Joseph Dow's History of Hampton: Bride Hill Sawmills
Bride Hill Sawmills
Originally, the property of each mill was divided into eight shares; and this arrangement still holds with regard to the lower mill, the present shareholders being: Elias D. Elkins, three shares, George N. Batchelder, Mary C. Chase, Norman Marston, Ralph S. James and John A. Towle, each one share. The mill has been silent for two years; but is now about to undergo repairs, and be restored to its former activity.
In course of time, all the shares in the UPPER MILL came to be owned by two men, namely: John Dearborn, six shares, and Stacy Towle, two shares. Subsequently, Jonathan Philbrook, of North Hampton, owned all the shares; and of his heirs, Walter L. Drake bought the whole property in the fall of 1870, since which time this mill has been generally known as DRAKE'S MILL. Mr. Drake owns the adjoining pastures, and therefore has the right of flowage.
Little River Mills
Peter Johnson's Gristmill
This is very nearly the site of the present middle sawmill, owned by R. L. Moulton, and built over in 1855.
The Upper Sawmill
The town granted to the members of the company the benefit of the water-power and a suitable mill-yard, to be held by them, their heirs and assigns, so long as they maintained a mill there, and also guaranteed that no dam should be built between their mill and Peter Johnson's old grant. In consideration of this, the grantees agreed to give the town eight thousand feet of merchantable pine boards out of the first ten thousand feet that should be sawed, and to deliver the boards at the Meeting-house Green, on or before the last day of May, 1694.
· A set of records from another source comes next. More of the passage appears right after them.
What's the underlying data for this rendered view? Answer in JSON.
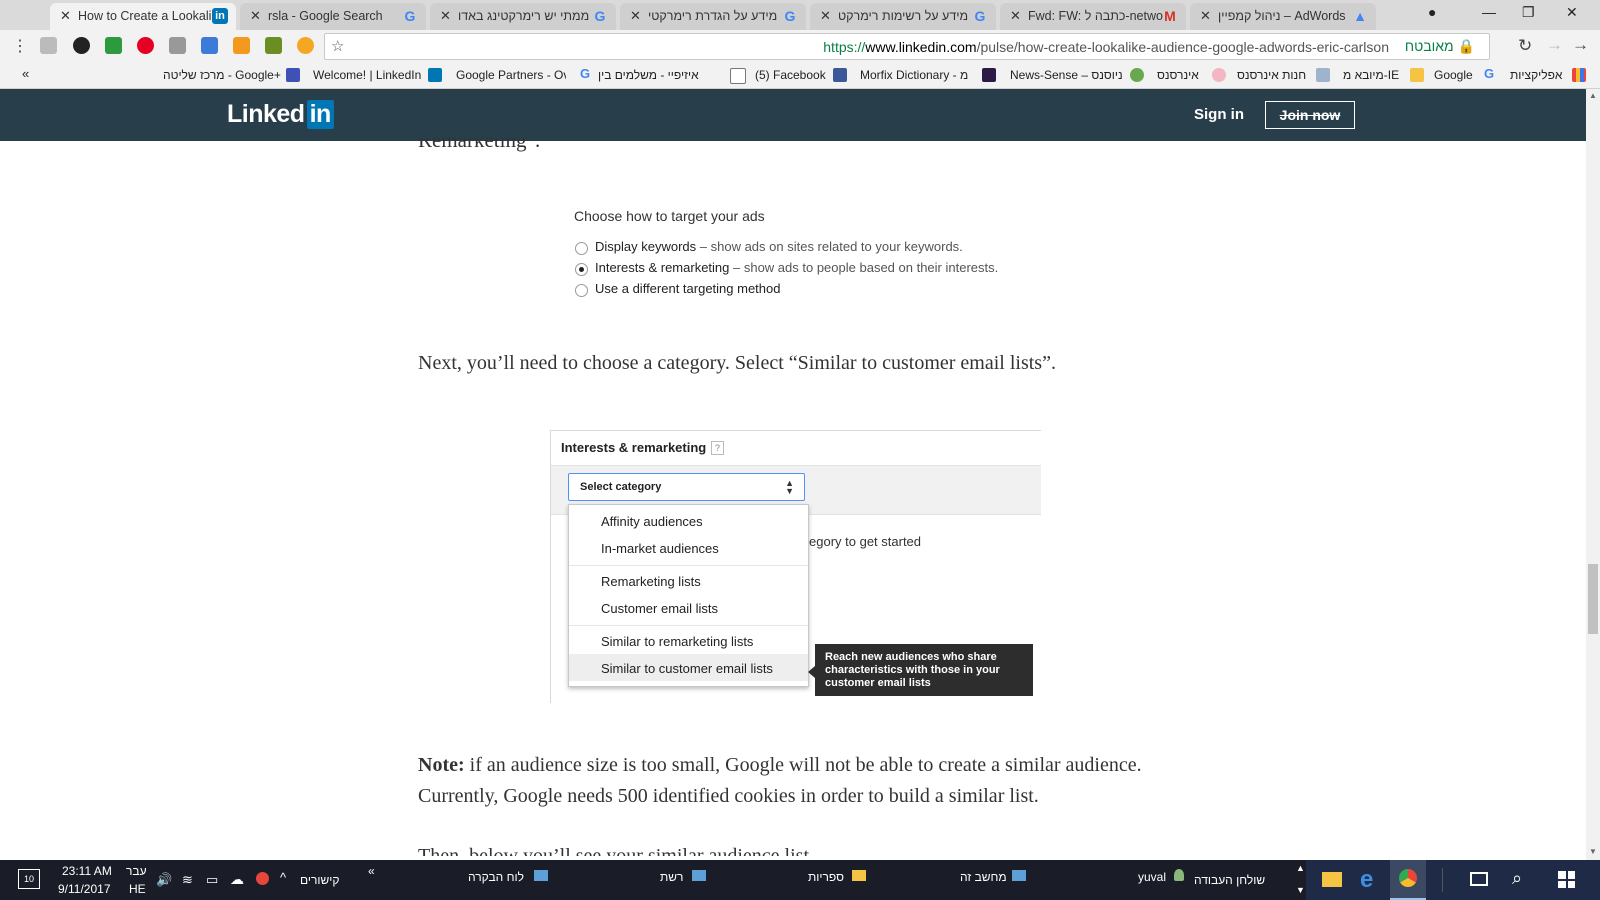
{
  "tabs": [
    {
      "title": "How to Create a Lookalik",
      "favicon": "linkedin-icon",
      "active": true
    },
    {
      "title": "rsla - Google Search",
      "favicon": "google-icon",
      "active": false
    },
    {
      "title": "ממתי יש רימרקטינג באדו",
      "favicon": "google-icon",
      "active": false
    },
    {
      "title": "מידע על הגדרת רימרקטי",
      "favicon": "google-icon",
      "active": false
    },
    {
      "title": "מידע על רשימות רימרקט",
      "favicon": "google-icon",
      "active": false
    },
    {
      "title": "Fwd: FW: כתבה ל-netwo",
      "favicon": "gmail-icon",
      "active": false
    },
    {
      "title": "ניהול קמפיין – AdWords",
      "favicon": "adwords-icon",
      "active": false
    }
  ],
  "toolbar": {
    "url_scheme": "https://",
    "url_host": "www.linkedin.com",
    "url_path": "/pulse/how-create-lookalike-audience-google-adwords-eric-carlson",
    "secure_label": "מאובטח"
  },
  "bookmarks": [
    {
      "label": "אפליקציות",
      "icon": "apps-icon"
    },
    {
      "label": "Google",
      "icon": "google-icon"
    },
    {
      "label": "מיובא מ-IE",
      "icon": "folder-icon"
    },
    {
      "label": "חנות אינרסנס",
      "icon": "store-icon"
    },
    {
      "label": "אינרסנס",
      "icon": "heart-icon"
    },
    {
      "label": "News-Sense – ניוסנס",
      "icon": "leaf-icon"
    },
    {
      "label": "Morfix Dictionary - מ",
      "icon": "morfix-icon"
    },
    {
      "label": "(5) Facebook",
      "icon": "facebook-icon"
    },
    {
      "label": "איזיפיי - משלמים בין",
      "icon": "page-icon"
    },
    {
      "label": "Google Partners - Ov",
      "icon": "google-icon"
    },
    {
      "label": "Welcome! | LinkedIn",
      "icon": "linkedin-icon"
    },
    {
      "label": "מרכז שליטה - Google+",
      "icon": "gplus-icon"
    }
  ],
  "linkedin": {
    "logo_text": "Linked",
    "logo_in": "in",
    "sign_in": "Sign in",
    "join_now": "Join now"
  },
  "article": {
    "cutoff_text": "Remarketing\".",
    "target_title": "Choose how to target your ads",
    "radio_options": [
      {
        "label": "Display keywords",
        "desc": " – show ads on sites related to your keywords.",
        "selected": false
      },
      {
        "label": "Interests & remarketing",
        "desc": " – show ads to people based on their interests.",
        "selected": true
      },
      {
        "label": "Use a different targeting method",
        "desc": "",
        "selected": false
      }
    ],
    "para1": "Next, you’ll need to choose a category. Select “Similar to customer email lists”.",
    "panel_title": "Interests & remarketing",
    "panel_help": "?",
    "select_label": "Select category",
    "hint": "egory to get started",
    "dropdown_items": [
      "Affinity audiences",
      "In-market audiences",
      "Remarketing lists",
      "Customer email lists",
      "Similar to remarketing lists",
      "Similar to customer email lists"
    ],
    "highlighted_item": "Similar to customer email lists",
    "tooltip": "Reach new audiences who share characteristics with those in your customer email lists",
    "note_label": "Note:",
    "note_text": " if an audience size is too small, Google will not be able to create a similar audience. Currently, Google needs 500 identified cookies in order to build a similar list.",
    "para3": "Then, below you’ll see your similar audience list."
  },
  "taskbar": {
    "time": "23:11 AM",
    "date": "9/11/2017",
    "lang_top": "עבר",
    "lang_bottom": "HE",
    "notif_count": "10",
    "links": "קישורים",
    "chevron": "«",
    "items": [
      "לוח הבקרה",
      "רשת",
      "ספריות",
      "מחשב זה"
    ],
    "user": "yuval",
    "desktop": "שולחן העבודה"
  },
  "colors": {
    "linkedin_header": "#283e4a",
    "linkedin_blue": "#0077b5",
    "secure_green": "#0b8043",
    "taskbar": "#1a1d27"
  }
}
The mill-privilege here granted -- where the upper sawmill on Little river stands -- has been occupied by a succession of sawmills from the date of the grant till the present time.
The mill has long been owned by Nathaniel B. Marston; but this year, 1892, he sold it to John F. French, fourth son of Rev. Jonathan French, D.C., more than fifty years pastor of the church at "North Hill." [North Hampton].
An Ancient Site, and the Present Lower Mills
John Smith's Mills
The fate of the proposed fulling-mill is not known.